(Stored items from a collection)
[Start of section]

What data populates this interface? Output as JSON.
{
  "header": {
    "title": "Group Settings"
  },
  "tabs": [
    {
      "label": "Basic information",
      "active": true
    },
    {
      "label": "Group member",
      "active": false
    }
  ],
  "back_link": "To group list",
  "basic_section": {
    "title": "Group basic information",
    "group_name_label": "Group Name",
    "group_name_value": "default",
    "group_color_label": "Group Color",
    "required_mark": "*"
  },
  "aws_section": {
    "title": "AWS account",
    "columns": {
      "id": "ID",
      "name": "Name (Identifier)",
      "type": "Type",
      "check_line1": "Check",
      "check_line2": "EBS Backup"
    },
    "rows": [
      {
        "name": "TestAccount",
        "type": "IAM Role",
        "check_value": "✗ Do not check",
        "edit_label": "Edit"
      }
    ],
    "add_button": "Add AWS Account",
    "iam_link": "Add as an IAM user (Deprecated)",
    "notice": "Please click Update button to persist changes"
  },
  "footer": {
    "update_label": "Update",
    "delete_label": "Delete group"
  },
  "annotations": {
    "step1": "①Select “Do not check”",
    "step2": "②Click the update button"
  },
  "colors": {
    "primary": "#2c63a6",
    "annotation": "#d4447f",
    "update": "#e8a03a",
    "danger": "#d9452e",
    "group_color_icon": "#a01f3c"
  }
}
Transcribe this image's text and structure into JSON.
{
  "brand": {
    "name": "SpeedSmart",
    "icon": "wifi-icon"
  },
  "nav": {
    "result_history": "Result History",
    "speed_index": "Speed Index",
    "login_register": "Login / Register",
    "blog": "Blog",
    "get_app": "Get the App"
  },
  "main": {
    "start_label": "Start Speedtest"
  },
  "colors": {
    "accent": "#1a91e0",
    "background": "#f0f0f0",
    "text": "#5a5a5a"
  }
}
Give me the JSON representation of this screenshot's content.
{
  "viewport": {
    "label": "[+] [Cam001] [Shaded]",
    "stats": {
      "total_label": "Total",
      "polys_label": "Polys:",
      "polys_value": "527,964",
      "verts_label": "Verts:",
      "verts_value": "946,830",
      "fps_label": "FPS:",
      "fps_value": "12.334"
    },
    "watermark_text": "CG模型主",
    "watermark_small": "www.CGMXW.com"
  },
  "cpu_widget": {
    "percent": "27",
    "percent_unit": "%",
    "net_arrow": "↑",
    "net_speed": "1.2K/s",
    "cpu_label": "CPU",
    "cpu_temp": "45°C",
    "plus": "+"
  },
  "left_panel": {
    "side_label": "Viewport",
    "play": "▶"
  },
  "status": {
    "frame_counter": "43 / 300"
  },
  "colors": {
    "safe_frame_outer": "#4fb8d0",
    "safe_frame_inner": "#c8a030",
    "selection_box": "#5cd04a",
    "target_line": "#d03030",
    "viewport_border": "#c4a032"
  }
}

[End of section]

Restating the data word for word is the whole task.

#### [Written solution]
What data populates this interface? Output as JSON.
{
  "header": {
    "title": "Group Settings"
  },
  "tabs": [
    {
      "label": "Basic information",
      "active": true
    },
    {
      "label": "Group member",
      "active": false
    }
  ],
  "back_link": "To group list",
  "basic_section": {
    "title": "Group basic information",
    "group_name_label": "Group Name",
    "group_name_value": "default",
    "group_color_label": "Group Color",
    "required_mark": "*"
  },
  "aws_section": {
    "title": "AWS account",
    "columns": {
      "id": "ID",
      "name": "Name (Identifier)",
      "type": "Type",
      "check_line1": "Check",
      "check_line2": "EBS Backup"
    },
    "rows": [
      {
        "name": "TestAccount",
        "type": "IAM Role",
        "check_value": "✗ Do not check",
        "edit_label": "Edit"
      }
    ],
    "add_button": "Add AWS Account",
    "iam_link": "Add as an IAM user (Deprecated)",
    "notice": "Please click Update button to persist changes"
  },
  "footer": {
    "update_label": "Update",
    "delete_label": "Delete group"
  },
  "annotations": {
    "step1": "①Select “Do not check”",
    "step2": "②Click the update button"
  },
  "colors": {
    "primary": "#2c63a6",
    "annotation": "#d4447f",
    "update": "#e8a03a",
    "danger": "#d9452e",
    "group_color_icon": "#a01f3c"
  }
}
Transcribe this image's text and structure into JSON.
{
  "brand": {
    "name": "SpeedSmart",
    "icon": "wifi-icon"
  },
  "nav": {
    "result_history": "Result History",
    "speed_index": "Speed Index",
    "login_register": "Login / Register",
    "blog": "Blog",
    "get_app": "Get the App"
  },
  "main": {
    "start_label": "Start Speedtest"
  },
  "colors": {
    "accent": "#1a91e0",
    "background": "#f0f0f0",
    "text": "#5a5a5a"
  }
}
Give me the JSON representation of this screenshot's content.
{
  "viewport": {
    "label": "[+] [Cam001] [Shaded]",
    "stats": {
      "total_label": "Total",
      "polys_label": "Polys:",
      "polys_value": "527,964",
      "verts_label": "Verts:",
      "verts_value": "946,830",
      "fps_label": "FPS:",
      "fps_value": "12.334"
    },
    "watermark_text": "CG模型主",
    "watermark_small": "www.CGMXW.com"
  },
  "cpu_widget": {
    "percent": "27",
    "percent_unit": "%",
    "net_arrow": "↑",
    "net_speed": "1.2K/s",
    "cpu_label": "CPU",
    "cpu_temp": "45°C",
    "plus": "+"
  },
  "left_panel": {
    "side_label": "Viewport",
    "play": "▶"
  },
  "status": {
    "frame_counter": "43 / 300"
  },
  "colors": {
    "safe_frame_outer": "#4fb8d0",
    "safe_frame_inner": "#c8a030",
    "selection_box": "#5cd04a",
    "target_line": "#d03030",
    "viewport_border": "#c4a032"
  }
}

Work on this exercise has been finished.